What does this mean for EU member states?

The new EU law lays down security and reporting obligations for "operators of essential services" in sectors such as energy, transport, health, banking and drinking water supply.  EU member states will have to identify entities in these fields using specific criteria, e.g. whether the service is critical for society and the economy and whether an incident would have significant disruptive effects on the provision of that service. Some digital service providers - online marketplaces, search engines and cloud services - will also have to take measures to ensure the safety of their infrastructure and will have to report major incidents to national authorities. The security and notification requirements are, however, lighter for these providers. Micro- and small digital companies will be exempted from these requirements.
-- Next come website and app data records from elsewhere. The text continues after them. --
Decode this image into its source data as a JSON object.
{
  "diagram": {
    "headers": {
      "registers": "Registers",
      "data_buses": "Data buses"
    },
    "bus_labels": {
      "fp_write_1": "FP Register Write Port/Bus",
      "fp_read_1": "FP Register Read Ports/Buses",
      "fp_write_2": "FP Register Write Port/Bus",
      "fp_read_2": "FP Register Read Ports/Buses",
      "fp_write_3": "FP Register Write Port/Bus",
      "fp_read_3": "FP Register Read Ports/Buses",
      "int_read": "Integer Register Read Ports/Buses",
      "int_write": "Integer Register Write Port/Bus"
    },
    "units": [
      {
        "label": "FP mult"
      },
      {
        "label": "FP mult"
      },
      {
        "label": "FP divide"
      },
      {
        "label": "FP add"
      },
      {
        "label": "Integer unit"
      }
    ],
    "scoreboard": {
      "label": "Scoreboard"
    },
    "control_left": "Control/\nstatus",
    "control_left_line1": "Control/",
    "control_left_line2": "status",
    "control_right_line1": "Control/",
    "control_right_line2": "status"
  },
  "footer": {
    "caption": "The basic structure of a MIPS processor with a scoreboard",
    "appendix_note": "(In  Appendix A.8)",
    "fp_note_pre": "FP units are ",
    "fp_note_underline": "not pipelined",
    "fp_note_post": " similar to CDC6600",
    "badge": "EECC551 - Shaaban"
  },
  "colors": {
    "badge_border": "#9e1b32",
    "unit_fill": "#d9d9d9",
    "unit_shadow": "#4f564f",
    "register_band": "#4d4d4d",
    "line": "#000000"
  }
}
The NIS directive will soon be published in the EU Official Journal and will enter into force on the twentieth day after publication (in August). Member states will then have 21 months to transpose the directive into their national laws and six additional months to identify operators of essential services.

 

Earlier this month the European Commission launched a new public-private partnership on cybersecurity that is expected to trigger €1.8 billion of investment by 2020. You can read more about this here.

 

Sources:

NCSC

European Parliament News